• [Directions for this task] What lines in the records below include the word "icon"? Return each one.

• [Records for processing]
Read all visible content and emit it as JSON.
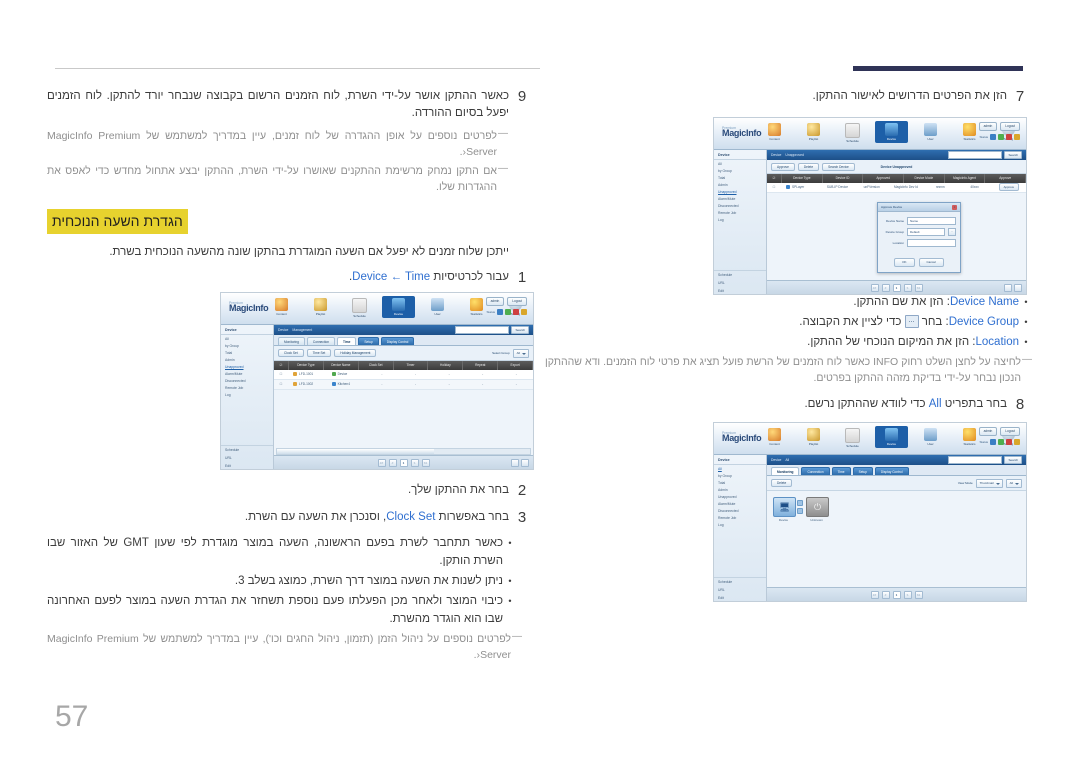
{
  "page": {
    "number": "57",
    "language": "he"
  },
  "left_column": {
    "step9": {
      "num": "9",
      "text": "כאשר ההתקן אושר על-ידי השרת, לוח הזמנים הרשום בקבוצה שנבחר יורד להתקן. לוח הזמנים יפעל בסיום ההורדה."
    },
    "note_a": {
      "dash": "―",
      "text_before": "לפרטים נוספים על אופן ההגדרה של לוח זמנים, עיין ב",
      "link": "מדריך למשתמש של MagicInfo Premium Server",
      "text_after": "‹."
    },
    "note_b": {
      "dash": "―",
      "text": "אם התקן נמחק מרשימת ההתקנים שאושרו על-ידי השרת, ההתקן יבצע אתחול מחדש כדי לאפס את ההגדרות שלו."
    },
    "section_heading": "הגדרת השעה הנוכחית",
    "intro": "ייתכן שלוח זמנים לא יפעל אם השעה המוגדרת בהתקן שונה מהשעה הנוכחית בשרת.",
    "step1": {
      "num": "1",
      "text_before": "עבור לכרטיסיות ",
      "ui": "Device ← Time",
      "text_after": "."
    },
    "step2": {
      "num": "2",
      "text": "בחר את ההתקן שלך."
    },
    "step3": {
      "num": "3",
      "text_before": "בחר באפשרות ",
      "ui": "Clock Set",
      "text_after": ", וסנכרן את השעה עם השרת."
    },
    "bullets": [
      "כאשר תתחבר לשרת בפעם הראשונה, השעה במוצר מוגדרת לפי שעון GMT של האזור שבו השרת הותקן.",
      "ניתן לשנות את השעה במוצר דרך השרת, כמוצג בשלב 3.",
      "כיבוי המוצר ולאחר מכן הפעלתו פעם נוספת תשחזר את הגדרת השעה במוצר לפעם האחרונה שבו הוא הוגדר מהשרת."
    ],
    "note_c": {
      "dash": "―",
      "text_before": "לפרטים נוספים על ניהול הזמן (תזמון, ניהול החגים וכו'), עיין ב",
      "link": "מדריך למשתמש של MagicInfo Premium Server",
      "text_after": "‹."
    }
  },
  "right_column": {
    "step7": {
      "num": "7",
      "text": "הזן את הפרטים הדרושים לאישור ההתקן."
    },
    "field_bullets": [
      {
        "dot": "•",
        "label": "Device Name",
        "text": ": הזן את שם ההתקן."
      },
      {
        "dot": "•",
        "label": "Device Group",
        "text_before": ": בחר ",
        "button": "...",
        "text_after": " כדי לציין את הקבוצה."
      },
      {
        "dot": "•",
        "label": "Location",
        "text": ": הזן את המיקום הנוכחי של ההתקן."
      }
    ],
    "note_info": {
      "dash": "―",
      "text": "לחיצה על לחצן השלט רחוק INFO כאשר לוח הזמנים של הרשת פועל תציג את פרטי לוח הזמנים. ודא שההתקן הנכון נבחר על-ידי בדיקת מזהה ההתקן בפרטים."
    },
    "step8": {
      "num": "8",
      "text_before": "בחר בתפריט ",
      "ui": "All",
      "text_after": " כדי לוודא שההתקן נרשם."
    }
  },
  "app_screenshot": {
    "brand": "MagicInfo",
    "brand_sub": "Premium",
    "nav": [
      {
        "label": "Content",
        "icon": "content-icon"
      },
      {
        "label": "Playlist",
        "icon": "playlist-icon"
      },
      {
        "label": "Schedule",
        "icon": "schedule-icon"
      },
      {
        "label": "Device",
        "icon": "device-icon",
        "active": true
      },
      {
        "label": "User",
        "icon": "user-icon"
      },
      {
        "label": "Statistics",
        "icon": "statistics-icon"
      },
      {
        "label": "Setting",
        "icon": "setting-icon"
      }
    ],
    "account": {
      "user_btn": "admin",
      "logout_btn": "Logout",
      "status_label": "Status"
    },
    "sidebar": {
      "head": "Device",
      "items": [
        "All",
        "by Group",
        "Total",
        "Admin",
        "Unapproved",
        "Alarm/Mute",
        "Disconnected",
        "Remote Job",
        "Log"
      ],
      "footer_items": [
        "Schedule",
        "URL",
        "Edit"
      ]
    },
    "breadcrumb": [
      "Device",
      "Management"
    ],
    "search": {
      "placeholder": "",
      "button": "Search"
    },
    "tabs": [
      "Monitoring",
      "Connection",
      "Time",
      "Setup",
      "Display Control"
    ],
    "toolbar": {
      "buttons": [
        "Clock Set",
        "Time Set",
        "Holiday Management"
      ],
      "select_label": "Select Group",
      "select_value": "All"
    },
    "table": {
      "headers": [
        "Device Type",
        "Device Name",
        "Clock Set",
        "Timer",
        "Holiday",
        "Repeat",
        "Export"
      ],
      "rows": [
        {
          "type": "LFD-1001",
          "name": "Device",
          "values": [
            "-",
            "-",
            "-",
            "-",
            "-"
          ]
        },
        {
          "type": "LFD-1002",
          "name": "Kitchen4",
          "values": [
            "-",
            "-",
            "-",
            "-",
            "-"
          ]
        }
      ]
    },
    "footer": {
      "pages": [
        "<<",
        "<",
        "1",
        ">",
        ">>"
      ],
      "current": "1"
    }
  },
  "approve_screenshot": {
    "breadcrumb": [
      "Device",
      "Unapproved"
    ],
    "toolbar_buttons": [
      "Approve",
      "Delete",
      "Search Device"
    ],
    "header_title": "Device Unapproved",
    "table": {
      "headers": [
        "Device Type",
        "Device ID",
        "Approved",
        "Device Mode",
        "MagicInfo Agent",
        "Approve"
      ],
      "row": {
        "type": "SPLayer",
        "id": "SUB-IP Device",
        "approved": "unFVersion",
        "mode": "MagicInfo Dev Id",
        "agent": "nnnnn",
        "version": "40xxx",
        "action": "Approve"
      }
    },
    "modal": {
      "title": "Approve Device",
      "fields": [
        {
          "label": "Device Name",
          "value": "Name"
        },
        {
          "label": "Device Group",
          "value": "Default",
          "has_picker": true,
          "picker": "..."
        },
        {
          "label": "Location",
          "value": ""
        }
      ],
      "ok": "OK",
      "cancel": "Cancel"
    }
  },
  "all_devices_screenshot": {
    "breadcrumb": [
      "Device",
      "All"
    ],
    "tabs": [
      "Monitoring",
      "Connection",
      "Time",
      "Setup",
      "Display Control"
    ],
    "toolbar": {
      "button": "Delete",
      "select_label": "View Mode",
      "select_value": "Thumbnail",
      "filter_value": "All"
    },
    "devices": [
      {
        "name": "Device",
        "state": "on",
        "icon": "monitor-icon"
      },
      {
        "name": "Unknown",
        "state": "off",
        "icon": "power-icon"
      }
    ],
    "sidebar_items": [
      "All",
      "by Group",
      "Total",
      "Admin",
      "Unapproved",
      "Alarm/Mute",
      "Disconnected",
      "Remote Job",
      "Log"
    ],
    "footer_items": [
      "Schedule",
      "URL",
      "Edit"
    ]
  },
  "colors": {
    "accent_blue": "#2f6fd0",
    "rule_navy": "#2f3357",
    "highlight_yellow": "#e7d22e",
    "body_text": "#3c3c3c",
    "note_text": "#8f8f8f",
    "page_number": "#a7a7a7"
  }
}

• [Answer section]
        "icon": "content-icon"
        "icon": "playlist-icon"
        "icon": "schedule-icon"
        "icon": "device-icon",
        "icon": "user-icon"
        "icon": "statistics-icon"
        "icon": "setting-icon"
        "icon": "monitor-icon"
        "icon": "power-icon"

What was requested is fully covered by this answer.